- Student satisfaction is a major factor affecting the demand for on-campus housing. In other words, “success begets success.” Students can really see the benefits of living in on-campus student housing and the many ways that it enhances their student experience. With nearly 11,000 student beds—and an increased number of year-round residences and on-campus amenities—UBC has transformed into a much more vibrant community 24/7 and 365 days a year.
We are addressing the demand for on-campus housing with a thoughtful and aggressive growth strategy. Last year we opened the successful Ponderosa Commons; we have just opened Orchard Commons—including Open Kitchen, a third residence dining room; in Summer 2017 we will be opening Brock Commons, an innovative tall wood building, and a new building at Totem Park; and in 2019, we will be opening Gage South (Exchange Residence), a unique student residence that will contain our innovative Nano Studios. This fall we will be looking closely at our growth needs beyond 2019.
Q: Did anyone from the SHHS management team work on Move In Day?
A: A vast majority of the SHHS leadership team and their reporting managers helped out on Move In Day. Move In Day is a critical part of the new student experience and every one of us is keen to participate in making a great first impression for students and their families.
I had the pleasure of spending the morning with UBC’s new President Professor Santa Ono at Place Vanier and Orchard Commons.

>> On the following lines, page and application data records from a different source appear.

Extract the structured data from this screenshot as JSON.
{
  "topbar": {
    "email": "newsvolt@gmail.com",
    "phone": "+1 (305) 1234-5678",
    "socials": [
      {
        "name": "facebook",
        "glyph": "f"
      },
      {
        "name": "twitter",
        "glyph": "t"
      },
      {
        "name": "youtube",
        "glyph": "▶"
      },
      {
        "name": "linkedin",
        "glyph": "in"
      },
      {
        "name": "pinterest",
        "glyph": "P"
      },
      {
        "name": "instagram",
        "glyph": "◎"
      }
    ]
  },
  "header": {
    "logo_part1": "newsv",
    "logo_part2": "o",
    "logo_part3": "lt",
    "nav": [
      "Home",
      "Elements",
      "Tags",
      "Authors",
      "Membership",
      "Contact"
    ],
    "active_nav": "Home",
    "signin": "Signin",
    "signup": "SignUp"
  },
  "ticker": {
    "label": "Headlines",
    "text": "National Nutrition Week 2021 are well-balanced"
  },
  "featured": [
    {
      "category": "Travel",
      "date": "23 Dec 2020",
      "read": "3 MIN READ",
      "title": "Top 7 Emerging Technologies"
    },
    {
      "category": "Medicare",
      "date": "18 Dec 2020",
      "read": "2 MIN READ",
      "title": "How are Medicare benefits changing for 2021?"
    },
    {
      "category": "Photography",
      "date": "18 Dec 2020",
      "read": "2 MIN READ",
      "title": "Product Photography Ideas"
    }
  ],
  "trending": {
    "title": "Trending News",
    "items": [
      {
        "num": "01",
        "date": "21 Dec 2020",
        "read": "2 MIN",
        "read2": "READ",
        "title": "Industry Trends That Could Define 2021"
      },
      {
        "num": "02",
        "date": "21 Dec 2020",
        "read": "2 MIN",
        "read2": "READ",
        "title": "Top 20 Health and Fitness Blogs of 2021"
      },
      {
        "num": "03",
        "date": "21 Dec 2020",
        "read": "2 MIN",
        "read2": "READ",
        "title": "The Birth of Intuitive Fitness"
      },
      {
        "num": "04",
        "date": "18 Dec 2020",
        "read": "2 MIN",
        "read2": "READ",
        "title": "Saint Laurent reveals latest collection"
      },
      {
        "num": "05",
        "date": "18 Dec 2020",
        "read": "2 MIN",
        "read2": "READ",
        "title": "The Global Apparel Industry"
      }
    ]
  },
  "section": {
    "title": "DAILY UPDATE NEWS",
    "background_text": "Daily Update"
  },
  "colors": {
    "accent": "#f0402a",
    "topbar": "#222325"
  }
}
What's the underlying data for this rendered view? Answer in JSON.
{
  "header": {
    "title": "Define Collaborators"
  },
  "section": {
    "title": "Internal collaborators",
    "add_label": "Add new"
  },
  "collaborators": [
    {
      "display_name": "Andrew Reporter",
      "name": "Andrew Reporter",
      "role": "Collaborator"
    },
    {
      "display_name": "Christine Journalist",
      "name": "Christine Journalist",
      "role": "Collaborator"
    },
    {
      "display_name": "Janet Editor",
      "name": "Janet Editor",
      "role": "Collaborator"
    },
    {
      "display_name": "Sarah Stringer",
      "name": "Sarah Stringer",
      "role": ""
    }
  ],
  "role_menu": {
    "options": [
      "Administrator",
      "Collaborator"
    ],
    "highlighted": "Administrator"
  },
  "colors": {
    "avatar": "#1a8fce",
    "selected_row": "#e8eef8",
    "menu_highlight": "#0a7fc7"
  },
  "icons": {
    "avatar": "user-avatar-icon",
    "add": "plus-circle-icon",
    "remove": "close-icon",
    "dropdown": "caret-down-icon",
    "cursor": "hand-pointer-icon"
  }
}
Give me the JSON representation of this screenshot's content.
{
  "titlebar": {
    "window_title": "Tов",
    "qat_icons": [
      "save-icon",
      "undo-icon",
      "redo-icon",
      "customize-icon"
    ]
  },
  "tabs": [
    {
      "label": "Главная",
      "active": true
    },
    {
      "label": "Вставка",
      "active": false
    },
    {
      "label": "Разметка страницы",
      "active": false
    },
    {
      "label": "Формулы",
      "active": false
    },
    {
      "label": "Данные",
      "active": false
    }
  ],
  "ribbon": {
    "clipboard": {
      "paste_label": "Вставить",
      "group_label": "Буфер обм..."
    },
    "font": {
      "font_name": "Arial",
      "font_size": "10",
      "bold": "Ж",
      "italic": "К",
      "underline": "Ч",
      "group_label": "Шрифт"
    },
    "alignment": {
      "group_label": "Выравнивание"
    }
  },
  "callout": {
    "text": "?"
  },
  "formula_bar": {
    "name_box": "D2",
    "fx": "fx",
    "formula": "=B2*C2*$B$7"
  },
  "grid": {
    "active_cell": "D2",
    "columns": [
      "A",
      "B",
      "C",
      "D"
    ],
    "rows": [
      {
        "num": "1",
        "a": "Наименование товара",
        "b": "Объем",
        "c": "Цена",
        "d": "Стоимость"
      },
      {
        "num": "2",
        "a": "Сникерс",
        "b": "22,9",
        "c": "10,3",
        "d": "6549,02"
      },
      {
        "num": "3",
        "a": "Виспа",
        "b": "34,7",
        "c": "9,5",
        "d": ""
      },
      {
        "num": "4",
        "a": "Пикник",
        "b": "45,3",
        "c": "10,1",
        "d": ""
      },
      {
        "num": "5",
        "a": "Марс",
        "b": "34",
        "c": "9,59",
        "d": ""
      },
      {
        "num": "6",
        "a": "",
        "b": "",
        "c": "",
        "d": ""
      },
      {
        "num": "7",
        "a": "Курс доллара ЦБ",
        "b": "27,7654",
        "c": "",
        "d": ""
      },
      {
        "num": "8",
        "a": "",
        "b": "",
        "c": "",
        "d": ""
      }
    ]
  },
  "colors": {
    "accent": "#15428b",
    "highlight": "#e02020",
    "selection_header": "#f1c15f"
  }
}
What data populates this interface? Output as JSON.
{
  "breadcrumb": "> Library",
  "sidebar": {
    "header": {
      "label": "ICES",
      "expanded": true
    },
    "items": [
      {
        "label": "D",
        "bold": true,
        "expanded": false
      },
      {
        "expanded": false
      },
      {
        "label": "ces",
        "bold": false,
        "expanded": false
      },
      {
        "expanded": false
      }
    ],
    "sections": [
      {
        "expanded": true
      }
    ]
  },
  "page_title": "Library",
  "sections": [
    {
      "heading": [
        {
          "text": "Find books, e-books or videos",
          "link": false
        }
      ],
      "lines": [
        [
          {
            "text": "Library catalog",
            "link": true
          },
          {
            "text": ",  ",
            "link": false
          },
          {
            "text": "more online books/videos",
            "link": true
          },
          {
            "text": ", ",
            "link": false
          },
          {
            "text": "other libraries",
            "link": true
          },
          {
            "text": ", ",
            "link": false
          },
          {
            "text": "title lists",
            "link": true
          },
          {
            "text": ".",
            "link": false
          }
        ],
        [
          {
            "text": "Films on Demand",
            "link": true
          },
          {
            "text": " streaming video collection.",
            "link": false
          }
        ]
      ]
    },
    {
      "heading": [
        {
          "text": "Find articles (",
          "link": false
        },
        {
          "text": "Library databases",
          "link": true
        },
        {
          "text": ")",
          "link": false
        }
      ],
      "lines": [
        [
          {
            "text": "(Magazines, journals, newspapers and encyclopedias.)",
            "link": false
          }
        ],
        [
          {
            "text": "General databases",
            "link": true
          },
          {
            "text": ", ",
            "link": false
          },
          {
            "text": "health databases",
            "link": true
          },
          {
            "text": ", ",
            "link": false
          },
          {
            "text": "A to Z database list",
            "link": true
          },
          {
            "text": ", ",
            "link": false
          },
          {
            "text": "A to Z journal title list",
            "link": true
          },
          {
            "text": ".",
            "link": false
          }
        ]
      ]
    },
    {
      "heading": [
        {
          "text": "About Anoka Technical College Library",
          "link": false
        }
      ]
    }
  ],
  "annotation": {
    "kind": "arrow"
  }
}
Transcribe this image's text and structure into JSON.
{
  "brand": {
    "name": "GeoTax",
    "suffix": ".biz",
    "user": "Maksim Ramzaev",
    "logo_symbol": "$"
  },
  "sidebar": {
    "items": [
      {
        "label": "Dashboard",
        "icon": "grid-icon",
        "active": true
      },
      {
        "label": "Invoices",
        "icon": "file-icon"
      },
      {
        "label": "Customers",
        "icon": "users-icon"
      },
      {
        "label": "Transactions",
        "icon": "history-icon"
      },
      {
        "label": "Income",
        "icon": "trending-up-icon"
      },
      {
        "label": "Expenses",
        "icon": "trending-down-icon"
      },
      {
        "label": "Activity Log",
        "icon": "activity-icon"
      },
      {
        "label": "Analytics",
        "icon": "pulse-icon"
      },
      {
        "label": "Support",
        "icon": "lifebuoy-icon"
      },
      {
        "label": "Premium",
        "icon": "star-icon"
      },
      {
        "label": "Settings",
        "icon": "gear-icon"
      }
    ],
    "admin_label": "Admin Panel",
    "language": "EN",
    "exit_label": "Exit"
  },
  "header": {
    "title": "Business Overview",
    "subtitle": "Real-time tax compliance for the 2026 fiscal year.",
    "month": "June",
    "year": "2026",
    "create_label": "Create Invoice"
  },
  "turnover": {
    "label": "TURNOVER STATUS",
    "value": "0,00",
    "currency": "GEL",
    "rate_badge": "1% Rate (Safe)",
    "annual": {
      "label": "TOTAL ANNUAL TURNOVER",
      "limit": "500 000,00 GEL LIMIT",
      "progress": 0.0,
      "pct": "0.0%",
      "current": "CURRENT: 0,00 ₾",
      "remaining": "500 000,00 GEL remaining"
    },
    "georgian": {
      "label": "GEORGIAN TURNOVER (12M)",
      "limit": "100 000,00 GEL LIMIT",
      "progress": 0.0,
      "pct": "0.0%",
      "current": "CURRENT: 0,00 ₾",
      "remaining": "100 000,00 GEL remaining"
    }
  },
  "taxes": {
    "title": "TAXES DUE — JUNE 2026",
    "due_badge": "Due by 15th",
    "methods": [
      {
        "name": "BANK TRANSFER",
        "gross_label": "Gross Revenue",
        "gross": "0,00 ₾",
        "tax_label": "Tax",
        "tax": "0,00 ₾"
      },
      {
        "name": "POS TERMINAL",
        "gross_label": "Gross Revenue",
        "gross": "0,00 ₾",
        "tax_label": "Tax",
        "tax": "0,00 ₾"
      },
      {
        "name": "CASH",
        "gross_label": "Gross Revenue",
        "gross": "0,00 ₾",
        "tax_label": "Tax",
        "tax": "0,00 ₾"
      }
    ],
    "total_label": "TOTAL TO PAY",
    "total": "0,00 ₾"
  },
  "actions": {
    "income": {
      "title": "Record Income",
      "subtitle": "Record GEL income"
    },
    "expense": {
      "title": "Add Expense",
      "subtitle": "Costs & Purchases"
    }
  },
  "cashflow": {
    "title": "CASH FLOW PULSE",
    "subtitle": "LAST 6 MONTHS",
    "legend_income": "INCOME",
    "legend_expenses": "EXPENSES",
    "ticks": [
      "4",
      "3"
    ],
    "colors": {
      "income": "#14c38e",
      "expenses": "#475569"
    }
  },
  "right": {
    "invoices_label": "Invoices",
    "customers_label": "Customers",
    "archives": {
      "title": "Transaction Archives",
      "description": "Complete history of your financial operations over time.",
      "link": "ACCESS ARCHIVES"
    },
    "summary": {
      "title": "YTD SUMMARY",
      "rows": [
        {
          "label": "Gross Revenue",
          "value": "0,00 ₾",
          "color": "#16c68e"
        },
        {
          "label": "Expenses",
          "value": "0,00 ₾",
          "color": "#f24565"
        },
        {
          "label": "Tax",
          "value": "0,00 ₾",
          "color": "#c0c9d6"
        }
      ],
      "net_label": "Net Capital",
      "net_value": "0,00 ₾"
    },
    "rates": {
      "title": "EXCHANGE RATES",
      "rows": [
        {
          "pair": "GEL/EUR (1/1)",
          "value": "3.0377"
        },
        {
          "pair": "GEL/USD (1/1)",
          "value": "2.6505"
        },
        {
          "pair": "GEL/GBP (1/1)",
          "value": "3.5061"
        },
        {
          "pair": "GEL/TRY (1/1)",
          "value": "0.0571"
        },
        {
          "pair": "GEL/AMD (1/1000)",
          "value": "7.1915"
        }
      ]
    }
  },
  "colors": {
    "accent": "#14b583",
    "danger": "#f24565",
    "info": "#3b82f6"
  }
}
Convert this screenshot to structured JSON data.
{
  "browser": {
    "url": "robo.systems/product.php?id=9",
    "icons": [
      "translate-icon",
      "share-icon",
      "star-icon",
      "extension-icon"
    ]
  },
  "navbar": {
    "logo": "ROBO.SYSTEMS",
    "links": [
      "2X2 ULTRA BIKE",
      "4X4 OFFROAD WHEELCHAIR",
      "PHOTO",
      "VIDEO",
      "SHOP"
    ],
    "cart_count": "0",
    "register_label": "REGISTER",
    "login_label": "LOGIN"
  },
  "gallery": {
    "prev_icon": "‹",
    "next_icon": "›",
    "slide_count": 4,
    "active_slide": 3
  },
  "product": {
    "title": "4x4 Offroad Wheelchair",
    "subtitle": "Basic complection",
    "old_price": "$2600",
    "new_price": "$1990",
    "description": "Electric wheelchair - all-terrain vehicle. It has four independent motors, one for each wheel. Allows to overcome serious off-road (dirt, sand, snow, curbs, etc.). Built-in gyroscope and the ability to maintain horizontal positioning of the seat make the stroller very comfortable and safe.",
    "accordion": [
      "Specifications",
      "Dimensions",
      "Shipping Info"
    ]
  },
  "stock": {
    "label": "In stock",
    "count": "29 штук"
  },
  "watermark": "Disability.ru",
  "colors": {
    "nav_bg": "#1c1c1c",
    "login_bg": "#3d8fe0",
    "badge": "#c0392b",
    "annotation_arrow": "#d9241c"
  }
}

He had a wonderful morning meeting some of our new students and their families, welcoming them to campus, and, of course, taking selfies with them!